Time to re-examine high school football coverage
Growing up, I had a passion for writing very early in my life.
Back then, it wasn’t always sports, but it was usually something pretty creative. Sometimes those stories took on a life of their own and went a little longer than they probably should have.
Requiring a certain word count, even 1,000, was encouraged by teachers.
At the time, it made me believe the longer the story the better, but when I started writing for a newspaper, I realized that view needed to be adjusted.
Sure, there are still times when investigative pieces or extensive feature stories or passionate topics warrant extended copy, but the most important factor in a news story is getting the pertinent information to the reader as quickly and as concisely as possible.
Plus through social media, and shorter attention spans of some people, reader habits have changed over the years.
That is why we are tweaking our approach to covering high school football games this season.
Too often, some of our stories tried to tell what happened from start to finish without highlighting the game’s biggest moments and most significant players.
Our goal with the new format is to make it easier for readers who may normally just read their hometown game story to be able to enjoy perhaps each story from their hometown’s conference — or maybe every game we cover that night.
The first couple of paragraphs of each game story will look similar to what you have seen in the past. We’ll still have reporters out at each game keeping our own stats and interviewing coaches and players after the game.
But following that quick introduction, you’ll be presented with key moments like the play and player of the game, most important statistics and an unsung hero or heroes who may not have been written about in a traditional play-by-play game story.
We’ll still have comprehensive statistics following each game story and possible secondary stories — certainly for big rivalries or when the playoffs roll around or when something special pops up during the game.
The changes will allow us more freedom to use larger pictures of area athletes and do follow-up stories on some of the more feature-worthy aspects of each game.
Our coverage of high school football has always been important to us as evidenced by the 228 pages of preview information we provide between the Blitz magazine and our high school football insert published Wednesday.
We are committed to keeping and building on our status as the paper to pick up each Saturday morning for the most comprehensive coverage of each Friday night’s action.
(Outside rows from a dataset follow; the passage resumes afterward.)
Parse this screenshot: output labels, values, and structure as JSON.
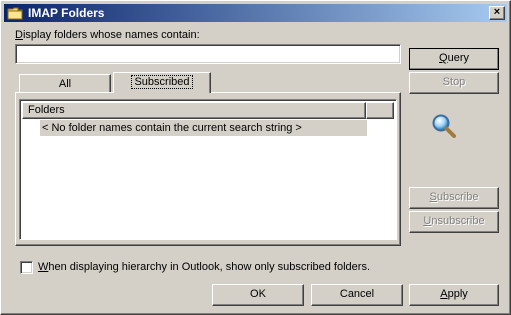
{
  "window": {
    "title": "IMAP Folders",
    "close_label": "×",
    "icons": {
      "title": "folder-icon",
      "close": "close-icon",
      "search": "magnifier-icon"
    }
  },
  "search": {
    "label_accel": "D",
    "label_rest": "isplay folders whose names contain:",
    "value": ""
  },
  "tabs": [
    {
      "label": "All",
      "selected": false
    },
    {
      "label": "Subscribed",
      "selected": true
    }
  ],
  "list": {
    "column_header": "Folders",
    "rows": [
      "< No folder names contain the current search string >"
    ]
  },
  "buttons": {
    "query": {
      "accel": "Q",
      "rest": "uery",
      "enabled": true
    },
    "stop": {
      "accel": "",
      "rest": "Stop",
      "enabled": false
    },
    "subscribe": {
      "accel": "S",
      "rest": "ubscribe",
      "enabled": false
    },
    "unsubscribe": {
      "accel": "U",
      "rest": "nsubscribe",
      "enabled": false
    },
    "ok": "OK",
    "cancel": "Cancel",
    "apply": {
      "accel": "A",
      "rest": "pply"
    }
  },
  "option": {
    "checked": false,
    "label_accel": "W",
    "label_rest": "hen displaying hierarchy in Outlook, show only subscribed folders."
  }
}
We just want to make sure we’re bringing it to you the most efficient way possible, and sometimes when it comes to words, less can be more.
Michael Boytim can be reached at firstname.lastname@example.org or 946-7521